Doctor Vanishes on "Fly Fishing" Trip

State Park Police joined forces with Suffolk County cops for a third day, searching during torrential downpours for 76 year old doctor, Jerome Nadler, who disappeared in Caleb Smith State Park during a "fly fishing" excursion on Labor Day morning

"The search is ongoing, they're working very hard," Nadler's son told PIX 11, referring to the teams of police and civilian volunteers who are looking through hundreds of acres of parkland and waterways for the missing doctor.

Nadler disappeared in the south side of the park, off Jericho Turnpike in Smithtown. 

Chief Richard O'Donnell of the New York State Park Police told PIX 11 helicopters are being utilized, canine teams,

boats, divers, and searches that are being conducted on foot.  When PIX 11 asked the chief about the depth of the Nissequogue River, which cuts through the park, he responded, "Much of it is fairly shallow....two feet, maybe one foot.  Then, parts get deeper, maybe four or five feet."  O'Donnell said the search would move to ponds and wetlands that are even deeper, about eight to ten feet.

Dr. Nadler, who retired from his profession after a forty year practice, signed in with the park on Labor Day morning at 6:30 am to go "fly fishing". He parked his car and left his wallet inside. He was supposed to be back by 11 am.  When he didn't turn up by 1 pm, rangers notified his wife in Setauket, Long Island.

The "Missing Person" poster being distributed shows a smiling Nadler on a sailboat. He was considered to be an experienced sailor and fisherman.  The poster indicated Nadler was wearing fishing waders and boots on Monday, carrying a fishing pole and fly fishing gear.  He was wearing a blue shirt and khaki vest. 

His family said he was in good health, although some reports said Nadler has a heart condition.  Police are theorizing he may have slipped or had a sudden medical emergency. 

Volunteers from the Long Island K-9 Search and Rescue group showed up at the state park Wednesday afternoon to offer their services.  Chris Padden, one of the volunteers, described the terrain of the park: "In this area, it's more marshy, with dense woods, so that's where we'll search."  Padden added, "The brush is so heavily wooded that if you're in that area, you have to know where to look."

Dr. Nadler's daughter, Jill, flew up from Orlando, Florida, to wait for word with her mother and brother.  The family
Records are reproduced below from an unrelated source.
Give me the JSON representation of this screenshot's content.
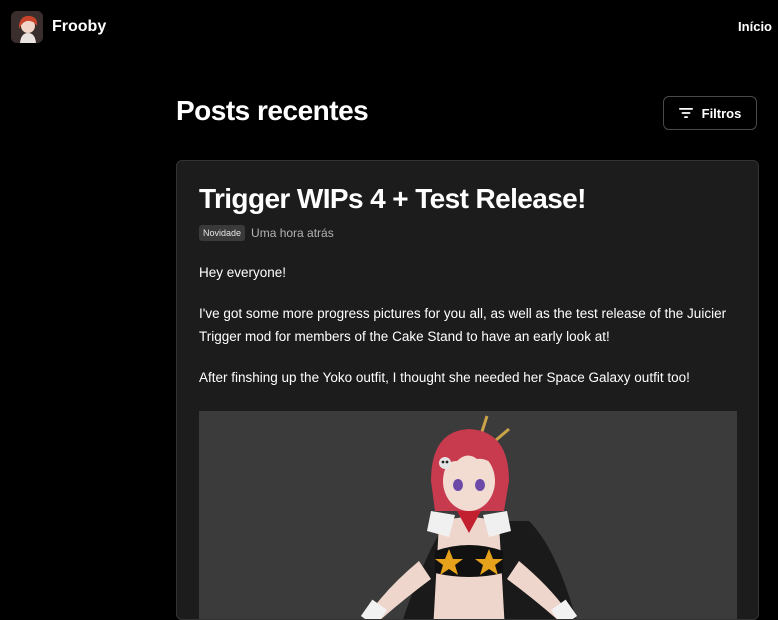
{
  "header": {
    "brand_name": "Frooby",
    "nav_home": "Início"
  },
  "main": {
    "title": "Posts recentes",
    "filter_label": "Filtros"
  },
  "post": {
    "title": "Trigger WIPs 4 + Test Release!",
    "badge": "Novidade",
    "time": "Uma hora atrás",
    "paragraphs": [
      "Hey everyone!",
      "I've got some more progress pictures for you all, as well as the test release of the Juicier Trigger mod for members of the Cake Stand to have an early look at!",
      "After finshing up the Yoko outfit, I thought she needed her Space Galaxy outfit too!"
    ]
  },
  "colors": {
    "background": "#000000",
    "card": "#1c1c1c",
    "image_bg": "#3b3b3b"
  }
}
was ushered by police to one of the historic homes on the park site.  Park police in a different room continued to go over maps of the site to figure out the next spot to search.